Author: Karin Slaughter
Published: September 29, 2015 by William Morrow
Genre: Psychological Thriller / Crime Fiction
Hardcover: 394 pages
My Rating: 3 1/2 stars
To Purchase: Pretty Girls
It seems that most people who read Karin Slaughter are die hard fans who have read everything she’s written. I had never read her books, but I heard from so many people online how much they enjoy them. According to the online community of thrill readers, she’s a reliable writer known for the Grant County and Will Trent series, as well as the stand alones Cop Town, Pretty Girls, and the most recently released The Good Daughter.
It’s taken me awhile to figure out how I really feel about this book. On the one hand it kept me interested throughout. I love the relationship and differences between Claire and her sister, Lydia. Claire is a well to do trophy wife and Lydia is a single mom, dating an ex con and struggling to make ends meet. They haven’t really kept in touch since a family tragedy tore the family apart when they were young, but I love it when they do come together. Claire’s perfect life, living in a sterile mansion is held under a microscope and seen through the eyes of her sister. It actually makes for some hilarious scenes. Also on the plus side, the writing and character development are great and the plot cooks along at a good pace.
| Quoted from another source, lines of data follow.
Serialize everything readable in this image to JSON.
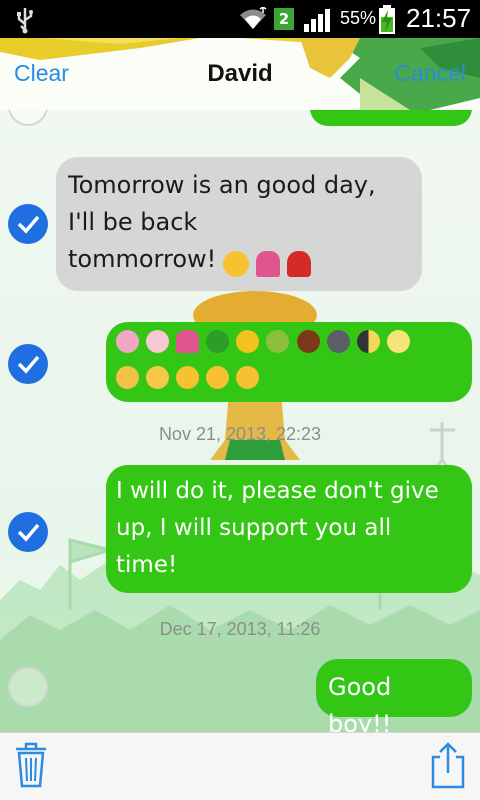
{
  "status_bar": {
    "sim_slot": "2",
    "battery_percent": "55%",
    "time": "21:57",
    "icons": [
      "usb-icon",
      "wifi-icon",
      "signal-icon",
      "battery-charging-icon"
    ]
  },
  "header": {
    "clear_label": "Clear",
    "title": "David",
    "cancel_label": "Cancel"
  },
  "messages": [
    {
      "direction": "incoming",
      "selected": true,
      "text": "Tomorrow is an good day,\nI'll be back\ntommorrow!",
      "emoji": [
        "grinning-face",
        "tulip",
        "rose"
      ]
    },
    {
      "direction": "outgoing",
      "selected": true,
      "emoji_rows": [
        [
          "bouquet",
          "cherry-blossom",
          "tulip",
          "four-leaf-clover",
          "sunflower",
          "melon",
          "chestnut",
          "new-moon-face",
          "first-quarter-moon",
          "full-moon-face"
        ],
        [
          "crying-cat",
          "screaming-face",
          "grinning-face",
          "grinning-face",
          "smiling-face"
        ]
      ]
    },
    {
      "timestamp": "Nov 21, 2013, 22:23"
    },
    {
      "direction": "outgoing",
      "selected": true,
      "text": "I will do it, please don't give\nup, I will support you all\ntime!"
    },
    {
      "timestamp": "Dec 17, 2013, 11:26"
    },
    {
      "direction": "outgoing",
      "selected": false,
      "text": "Good boy!!"
    }
  ],
  "ts1": "Nov 21, 2013, 22:23",
  "ts2": "Dec 17, 2013, 11:26",
  "bottom_bar": {
    "icons": [
      "trash-icon",
      "share-icon"
    ]
  },
  "colors": {
    "accent_blue": "#2a8be0",
    "check_blue": "#1f6fe0",
    "outgoing_bubble": "#33c615",
    "incoming_bubble": "#d5d7d6"
  }
}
There are also strong female leads which I always like, but be warned – the content is graphic and violent. It’s a little hard to describe without giving too much away, but the plot involves violence against women. It’s disturbing and not for the faint at heart.
It starts in present day, when Claire and her husband Paul are attacked in an alley and Paul is killed. This is not a spoiler as it happens very early on. As Claire is looking on her husband’s computer for business files that his business partner needs, Claire discovers way more than she bargained for. The other thread to this story is that Claire and Lydia’s sister went missing when they were young. She was never found, and the author explores how each family member struggles with this loss in a different way. You get the back story in flashbacks and diary style entries that the father writes to his missing daughter. It becomes clear that he was starting to unravel the truth before his untimely death.
The plot lines come together and you get to the center of a very twisted person, and learn about his history and what makes him so diabolical. The story kept me turning the pages, and I will be reading Karin Slaughter’s newest book The Good Daughter very soon.